----- Input data -----

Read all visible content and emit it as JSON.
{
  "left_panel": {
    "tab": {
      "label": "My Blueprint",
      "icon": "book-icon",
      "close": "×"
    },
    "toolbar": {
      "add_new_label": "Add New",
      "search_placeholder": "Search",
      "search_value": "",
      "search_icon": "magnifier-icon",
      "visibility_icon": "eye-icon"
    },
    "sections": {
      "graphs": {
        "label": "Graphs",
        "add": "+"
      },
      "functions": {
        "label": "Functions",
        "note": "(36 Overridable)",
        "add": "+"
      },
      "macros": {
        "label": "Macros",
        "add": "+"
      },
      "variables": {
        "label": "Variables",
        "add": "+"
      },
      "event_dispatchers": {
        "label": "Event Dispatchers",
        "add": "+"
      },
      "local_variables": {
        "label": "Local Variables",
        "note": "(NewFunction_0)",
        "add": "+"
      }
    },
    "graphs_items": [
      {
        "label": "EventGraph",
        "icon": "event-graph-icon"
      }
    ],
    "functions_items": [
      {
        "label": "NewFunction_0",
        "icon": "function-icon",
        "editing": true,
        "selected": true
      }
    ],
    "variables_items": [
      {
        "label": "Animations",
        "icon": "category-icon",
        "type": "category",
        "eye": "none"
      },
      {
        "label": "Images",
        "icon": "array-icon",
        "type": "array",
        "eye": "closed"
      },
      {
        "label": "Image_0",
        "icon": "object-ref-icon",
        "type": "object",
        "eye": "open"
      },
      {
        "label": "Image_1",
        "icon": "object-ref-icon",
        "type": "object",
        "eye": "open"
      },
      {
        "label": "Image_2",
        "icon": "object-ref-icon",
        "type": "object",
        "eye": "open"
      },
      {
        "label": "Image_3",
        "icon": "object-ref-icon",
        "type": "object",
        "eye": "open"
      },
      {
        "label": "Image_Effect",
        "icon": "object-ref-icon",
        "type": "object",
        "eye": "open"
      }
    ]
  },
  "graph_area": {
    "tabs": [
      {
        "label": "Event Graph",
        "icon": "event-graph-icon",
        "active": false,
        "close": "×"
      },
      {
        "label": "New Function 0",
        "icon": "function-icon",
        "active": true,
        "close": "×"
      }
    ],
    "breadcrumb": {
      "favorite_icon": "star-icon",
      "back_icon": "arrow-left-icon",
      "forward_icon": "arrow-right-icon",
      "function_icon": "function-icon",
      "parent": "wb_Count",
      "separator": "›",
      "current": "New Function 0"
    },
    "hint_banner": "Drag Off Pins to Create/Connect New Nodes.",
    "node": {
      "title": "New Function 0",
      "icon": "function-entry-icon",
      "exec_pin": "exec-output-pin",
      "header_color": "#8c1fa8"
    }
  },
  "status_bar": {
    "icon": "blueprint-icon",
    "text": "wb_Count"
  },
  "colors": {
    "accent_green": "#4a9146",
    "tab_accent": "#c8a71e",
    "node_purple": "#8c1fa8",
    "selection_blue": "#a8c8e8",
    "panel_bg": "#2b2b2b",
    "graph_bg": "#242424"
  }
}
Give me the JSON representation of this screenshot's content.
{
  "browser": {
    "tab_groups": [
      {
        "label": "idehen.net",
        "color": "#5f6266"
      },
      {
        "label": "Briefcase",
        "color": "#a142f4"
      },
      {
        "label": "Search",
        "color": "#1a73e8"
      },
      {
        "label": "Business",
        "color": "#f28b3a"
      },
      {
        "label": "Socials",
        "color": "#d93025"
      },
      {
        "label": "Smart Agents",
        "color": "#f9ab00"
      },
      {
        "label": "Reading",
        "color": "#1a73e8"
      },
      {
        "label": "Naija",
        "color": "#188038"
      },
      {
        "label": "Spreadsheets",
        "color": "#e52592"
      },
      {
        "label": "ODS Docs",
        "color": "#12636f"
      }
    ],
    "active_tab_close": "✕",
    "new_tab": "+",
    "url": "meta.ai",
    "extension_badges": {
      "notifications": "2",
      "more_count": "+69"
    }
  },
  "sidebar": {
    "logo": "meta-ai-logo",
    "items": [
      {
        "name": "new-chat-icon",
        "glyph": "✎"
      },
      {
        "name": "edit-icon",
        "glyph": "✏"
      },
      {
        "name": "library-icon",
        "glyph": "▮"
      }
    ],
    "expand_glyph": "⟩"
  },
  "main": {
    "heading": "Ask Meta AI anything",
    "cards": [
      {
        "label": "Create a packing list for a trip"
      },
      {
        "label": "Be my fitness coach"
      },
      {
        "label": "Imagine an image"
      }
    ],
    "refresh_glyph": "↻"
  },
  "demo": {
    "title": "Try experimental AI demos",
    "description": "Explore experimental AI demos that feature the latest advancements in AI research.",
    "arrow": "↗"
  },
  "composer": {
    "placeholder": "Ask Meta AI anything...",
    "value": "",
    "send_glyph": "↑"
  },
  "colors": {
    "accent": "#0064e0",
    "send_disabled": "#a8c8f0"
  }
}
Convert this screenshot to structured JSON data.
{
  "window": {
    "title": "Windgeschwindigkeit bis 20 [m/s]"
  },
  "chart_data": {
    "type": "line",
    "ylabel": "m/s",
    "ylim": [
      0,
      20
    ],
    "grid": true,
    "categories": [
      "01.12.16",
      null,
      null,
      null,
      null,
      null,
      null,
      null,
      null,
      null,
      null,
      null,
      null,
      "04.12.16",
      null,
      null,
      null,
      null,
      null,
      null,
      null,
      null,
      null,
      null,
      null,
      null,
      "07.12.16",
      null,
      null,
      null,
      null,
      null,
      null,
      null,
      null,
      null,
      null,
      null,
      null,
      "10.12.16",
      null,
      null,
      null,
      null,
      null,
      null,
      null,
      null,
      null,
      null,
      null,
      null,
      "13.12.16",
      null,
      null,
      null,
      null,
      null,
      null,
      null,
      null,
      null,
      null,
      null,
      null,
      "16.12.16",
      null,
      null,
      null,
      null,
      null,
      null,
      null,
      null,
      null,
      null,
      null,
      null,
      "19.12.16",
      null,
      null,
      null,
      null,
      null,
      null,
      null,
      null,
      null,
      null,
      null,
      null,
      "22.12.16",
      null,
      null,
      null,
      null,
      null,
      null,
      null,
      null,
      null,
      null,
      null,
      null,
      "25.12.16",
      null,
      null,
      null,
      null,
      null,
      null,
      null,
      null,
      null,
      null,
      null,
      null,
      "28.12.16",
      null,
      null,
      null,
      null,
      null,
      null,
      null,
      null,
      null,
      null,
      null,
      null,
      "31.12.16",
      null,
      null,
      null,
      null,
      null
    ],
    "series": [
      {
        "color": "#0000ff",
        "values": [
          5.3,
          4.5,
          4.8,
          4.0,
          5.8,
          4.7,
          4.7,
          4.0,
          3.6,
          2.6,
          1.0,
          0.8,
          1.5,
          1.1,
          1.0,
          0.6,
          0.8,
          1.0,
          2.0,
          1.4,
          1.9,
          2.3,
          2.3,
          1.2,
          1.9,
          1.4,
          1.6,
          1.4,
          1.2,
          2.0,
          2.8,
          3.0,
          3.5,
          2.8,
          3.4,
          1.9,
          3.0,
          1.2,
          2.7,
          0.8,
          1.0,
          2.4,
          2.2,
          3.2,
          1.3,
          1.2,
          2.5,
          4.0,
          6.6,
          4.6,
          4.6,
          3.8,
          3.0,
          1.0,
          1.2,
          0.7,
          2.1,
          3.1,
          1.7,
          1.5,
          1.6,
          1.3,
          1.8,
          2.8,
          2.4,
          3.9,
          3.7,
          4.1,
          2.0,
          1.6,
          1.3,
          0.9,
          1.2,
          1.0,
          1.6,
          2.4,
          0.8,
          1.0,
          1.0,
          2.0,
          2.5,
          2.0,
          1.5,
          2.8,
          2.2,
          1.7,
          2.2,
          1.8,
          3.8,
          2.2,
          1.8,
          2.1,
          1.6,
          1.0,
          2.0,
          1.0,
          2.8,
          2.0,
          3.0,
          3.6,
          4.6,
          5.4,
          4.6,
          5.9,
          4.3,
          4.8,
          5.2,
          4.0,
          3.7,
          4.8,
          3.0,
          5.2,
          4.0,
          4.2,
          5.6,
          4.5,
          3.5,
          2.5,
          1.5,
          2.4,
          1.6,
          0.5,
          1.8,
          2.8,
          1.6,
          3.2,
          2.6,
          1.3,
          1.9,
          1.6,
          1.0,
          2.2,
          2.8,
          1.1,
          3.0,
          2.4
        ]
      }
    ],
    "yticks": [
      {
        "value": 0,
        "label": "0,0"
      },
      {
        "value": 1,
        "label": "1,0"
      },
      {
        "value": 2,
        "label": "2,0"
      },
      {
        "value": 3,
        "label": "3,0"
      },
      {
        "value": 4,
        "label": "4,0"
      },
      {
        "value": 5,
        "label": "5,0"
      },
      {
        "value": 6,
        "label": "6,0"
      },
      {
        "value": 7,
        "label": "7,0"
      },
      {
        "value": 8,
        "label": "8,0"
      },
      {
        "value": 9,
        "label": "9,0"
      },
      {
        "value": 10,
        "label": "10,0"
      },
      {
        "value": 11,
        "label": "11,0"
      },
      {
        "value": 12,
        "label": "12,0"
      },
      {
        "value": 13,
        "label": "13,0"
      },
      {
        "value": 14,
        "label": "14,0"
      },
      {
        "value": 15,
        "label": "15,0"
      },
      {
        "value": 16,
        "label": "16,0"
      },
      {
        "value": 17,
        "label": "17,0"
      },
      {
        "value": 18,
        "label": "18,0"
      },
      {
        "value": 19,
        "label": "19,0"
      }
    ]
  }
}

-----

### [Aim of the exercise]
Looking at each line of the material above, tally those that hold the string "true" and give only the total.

### [Solution to the problem]
4